Work to complete ▸
Take each line of the material that includes "отправление" and copy it.

....................

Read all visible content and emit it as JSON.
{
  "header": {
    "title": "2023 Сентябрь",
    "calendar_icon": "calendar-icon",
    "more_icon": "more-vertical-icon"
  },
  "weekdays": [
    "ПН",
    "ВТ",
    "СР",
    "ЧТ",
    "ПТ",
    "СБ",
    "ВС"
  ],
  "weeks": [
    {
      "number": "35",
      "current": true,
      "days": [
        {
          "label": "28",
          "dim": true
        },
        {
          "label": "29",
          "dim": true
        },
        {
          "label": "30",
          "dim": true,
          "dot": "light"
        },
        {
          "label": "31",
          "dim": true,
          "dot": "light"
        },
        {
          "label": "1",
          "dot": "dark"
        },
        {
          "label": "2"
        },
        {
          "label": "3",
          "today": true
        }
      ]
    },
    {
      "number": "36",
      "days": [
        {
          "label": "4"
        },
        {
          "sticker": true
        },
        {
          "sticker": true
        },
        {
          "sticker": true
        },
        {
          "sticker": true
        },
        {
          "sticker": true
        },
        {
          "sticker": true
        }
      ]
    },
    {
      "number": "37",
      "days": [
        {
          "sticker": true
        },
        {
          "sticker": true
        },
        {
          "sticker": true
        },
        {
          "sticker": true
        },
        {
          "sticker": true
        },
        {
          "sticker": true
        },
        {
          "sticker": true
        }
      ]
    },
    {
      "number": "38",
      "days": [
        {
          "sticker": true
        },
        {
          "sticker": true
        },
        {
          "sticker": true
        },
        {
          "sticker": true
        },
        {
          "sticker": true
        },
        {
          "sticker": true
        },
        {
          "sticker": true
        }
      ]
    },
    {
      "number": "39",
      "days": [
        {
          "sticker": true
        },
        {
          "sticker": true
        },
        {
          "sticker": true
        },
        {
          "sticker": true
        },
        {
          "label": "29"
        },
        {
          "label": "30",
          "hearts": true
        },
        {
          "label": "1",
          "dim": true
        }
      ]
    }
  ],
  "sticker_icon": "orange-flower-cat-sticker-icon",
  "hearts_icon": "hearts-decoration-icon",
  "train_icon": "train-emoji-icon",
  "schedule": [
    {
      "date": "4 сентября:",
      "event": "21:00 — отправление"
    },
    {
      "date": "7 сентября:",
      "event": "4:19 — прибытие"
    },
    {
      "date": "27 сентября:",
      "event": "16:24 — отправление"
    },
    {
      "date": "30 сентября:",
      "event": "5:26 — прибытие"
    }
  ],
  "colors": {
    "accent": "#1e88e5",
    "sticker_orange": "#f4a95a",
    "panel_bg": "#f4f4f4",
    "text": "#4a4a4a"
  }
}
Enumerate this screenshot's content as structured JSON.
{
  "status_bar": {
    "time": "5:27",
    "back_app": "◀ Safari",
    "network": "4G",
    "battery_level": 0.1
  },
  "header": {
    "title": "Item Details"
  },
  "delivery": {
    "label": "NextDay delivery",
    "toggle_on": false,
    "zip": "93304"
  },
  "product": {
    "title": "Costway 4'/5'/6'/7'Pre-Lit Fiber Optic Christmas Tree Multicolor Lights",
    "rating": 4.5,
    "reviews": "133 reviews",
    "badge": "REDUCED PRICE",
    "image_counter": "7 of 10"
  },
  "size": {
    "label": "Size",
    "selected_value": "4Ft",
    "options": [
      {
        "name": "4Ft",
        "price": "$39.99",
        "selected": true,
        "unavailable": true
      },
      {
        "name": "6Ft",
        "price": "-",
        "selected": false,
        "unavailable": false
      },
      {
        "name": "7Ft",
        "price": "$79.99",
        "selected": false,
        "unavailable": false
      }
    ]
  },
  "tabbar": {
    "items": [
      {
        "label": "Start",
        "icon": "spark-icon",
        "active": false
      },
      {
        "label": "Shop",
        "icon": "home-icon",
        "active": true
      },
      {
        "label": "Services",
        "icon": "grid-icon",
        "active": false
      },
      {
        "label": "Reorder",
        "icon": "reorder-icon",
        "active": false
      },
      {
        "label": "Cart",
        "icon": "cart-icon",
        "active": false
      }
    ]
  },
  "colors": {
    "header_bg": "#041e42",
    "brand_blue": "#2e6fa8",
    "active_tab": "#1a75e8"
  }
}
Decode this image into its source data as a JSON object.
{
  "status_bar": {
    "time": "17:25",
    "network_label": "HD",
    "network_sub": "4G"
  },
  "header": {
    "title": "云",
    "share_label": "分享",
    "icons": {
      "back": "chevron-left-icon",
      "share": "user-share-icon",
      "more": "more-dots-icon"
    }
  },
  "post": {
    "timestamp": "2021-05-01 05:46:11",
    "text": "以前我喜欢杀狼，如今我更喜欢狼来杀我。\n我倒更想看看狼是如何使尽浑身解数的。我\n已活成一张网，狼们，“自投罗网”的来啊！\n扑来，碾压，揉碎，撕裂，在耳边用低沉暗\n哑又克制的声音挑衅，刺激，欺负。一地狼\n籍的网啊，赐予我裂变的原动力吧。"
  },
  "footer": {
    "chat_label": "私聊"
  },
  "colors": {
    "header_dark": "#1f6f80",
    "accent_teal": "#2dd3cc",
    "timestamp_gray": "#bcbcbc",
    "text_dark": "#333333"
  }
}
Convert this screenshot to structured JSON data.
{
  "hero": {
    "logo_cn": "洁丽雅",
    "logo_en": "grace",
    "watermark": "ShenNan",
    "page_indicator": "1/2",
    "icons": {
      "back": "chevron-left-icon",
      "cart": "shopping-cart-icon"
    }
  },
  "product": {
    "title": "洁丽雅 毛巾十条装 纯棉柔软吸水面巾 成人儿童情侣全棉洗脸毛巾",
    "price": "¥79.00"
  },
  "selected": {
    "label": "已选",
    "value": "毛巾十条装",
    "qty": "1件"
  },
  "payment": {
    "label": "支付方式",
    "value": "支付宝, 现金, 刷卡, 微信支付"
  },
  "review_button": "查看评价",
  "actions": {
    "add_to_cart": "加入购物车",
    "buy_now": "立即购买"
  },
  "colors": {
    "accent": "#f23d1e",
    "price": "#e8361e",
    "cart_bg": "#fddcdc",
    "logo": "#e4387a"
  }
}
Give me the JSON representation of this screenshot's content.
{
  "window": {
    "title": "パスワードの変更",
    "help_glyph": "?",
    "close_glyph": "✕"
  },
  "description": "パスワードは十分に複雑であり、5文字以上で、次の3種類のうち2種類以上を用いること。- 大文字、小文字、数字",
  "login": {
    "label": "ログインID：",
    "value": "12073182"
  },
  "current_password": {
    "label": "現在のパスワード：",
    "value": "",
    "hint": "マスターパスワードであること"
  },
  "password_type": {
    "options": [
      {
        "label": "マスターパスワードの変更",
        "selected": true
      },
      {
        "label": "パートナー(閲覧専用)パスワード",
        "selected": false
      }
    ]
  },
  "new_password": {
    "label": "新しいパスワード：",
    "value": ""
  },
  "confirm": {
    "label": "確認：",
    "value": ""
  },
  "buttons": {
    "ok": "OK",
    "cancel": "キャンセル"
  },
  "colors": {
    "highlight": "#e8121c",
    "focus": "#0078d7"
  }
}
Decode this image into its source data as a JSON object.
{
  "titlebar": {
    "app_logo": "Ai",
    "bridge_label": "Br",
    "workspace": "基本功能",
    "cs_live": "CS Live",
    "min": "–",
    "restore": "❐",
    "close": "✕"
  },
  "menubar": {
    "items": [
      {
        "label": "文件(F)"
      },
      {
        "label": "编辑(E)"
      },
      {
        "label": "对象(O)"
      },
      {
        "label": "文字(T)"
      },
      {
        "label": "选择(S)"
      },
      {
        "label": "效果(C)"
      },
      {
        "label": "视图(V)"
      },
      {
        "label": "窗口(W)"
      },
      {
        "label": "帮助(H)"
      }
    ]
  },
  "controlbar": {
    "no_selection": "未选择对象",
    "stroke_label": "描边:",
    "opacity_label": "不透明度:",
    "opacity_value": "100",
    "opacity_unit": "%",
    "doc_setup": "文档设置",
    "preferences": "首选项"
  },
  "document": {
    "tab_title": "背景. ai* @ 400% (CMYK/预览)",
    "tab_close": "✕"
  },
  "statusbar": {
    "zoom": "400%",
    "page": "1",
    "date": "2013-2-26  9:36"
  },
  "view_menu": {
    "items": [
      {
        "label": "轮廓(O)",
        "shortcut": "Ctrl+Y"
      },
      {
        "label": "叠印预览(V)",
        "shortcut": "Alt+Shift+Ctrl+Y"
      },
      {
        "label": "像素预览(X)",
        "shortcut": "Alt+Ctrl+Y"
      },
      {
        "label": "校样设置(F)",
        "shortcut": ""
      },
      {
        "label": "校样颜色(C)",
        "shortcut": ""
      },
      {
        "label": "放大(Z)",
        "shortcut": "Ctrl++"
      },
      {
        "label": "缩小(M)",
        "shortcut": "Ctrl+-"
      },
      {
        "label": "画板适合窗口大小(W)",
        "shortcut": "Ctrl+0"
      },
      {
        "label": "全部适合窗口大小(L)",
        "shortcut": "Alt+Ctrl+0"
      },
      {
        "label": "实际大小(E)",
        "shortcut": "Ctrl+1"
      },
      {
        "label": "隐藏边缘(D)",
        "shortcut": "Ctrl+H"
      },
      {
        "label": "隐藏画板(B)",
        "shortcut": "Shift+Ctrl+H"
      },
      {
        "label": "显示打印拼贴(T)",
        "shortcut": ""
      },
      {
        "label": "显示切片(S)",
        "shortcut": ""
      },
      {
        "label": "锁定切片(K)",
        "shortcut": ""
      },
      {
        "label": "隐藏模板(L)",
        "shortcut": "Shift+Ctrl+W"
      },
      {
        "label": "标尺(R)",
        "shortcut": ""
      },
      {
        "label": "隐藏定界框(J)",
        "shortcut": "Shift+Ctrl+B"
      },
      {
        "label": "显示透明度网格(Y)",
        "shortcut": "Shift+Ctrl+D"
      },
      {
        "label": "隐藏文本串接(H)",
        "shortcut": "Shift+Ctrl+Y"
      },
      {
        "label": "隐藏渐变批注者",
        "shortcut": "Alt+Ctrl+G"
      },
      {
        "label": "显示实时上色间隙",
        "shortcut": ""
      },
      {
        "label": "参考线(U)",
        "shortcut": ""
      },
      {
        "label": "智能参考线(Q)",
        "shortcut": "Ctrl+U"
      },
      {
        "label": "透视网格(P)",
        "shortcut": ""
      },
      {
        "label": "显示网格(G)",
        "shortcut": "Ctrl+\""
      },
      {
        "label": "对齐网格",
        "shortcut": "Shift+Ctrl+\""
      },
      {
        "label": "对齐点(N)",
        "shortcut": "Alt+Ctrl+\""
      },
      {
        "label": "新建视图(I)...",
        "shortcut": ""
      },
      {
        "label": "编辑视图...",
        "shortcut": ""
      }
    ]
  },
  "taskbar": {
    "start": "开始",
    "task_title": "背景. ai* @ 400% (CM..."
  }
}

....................

Answer box ▸
      "event": "21:00 — отправление"
      "event": "16:24 — отправление"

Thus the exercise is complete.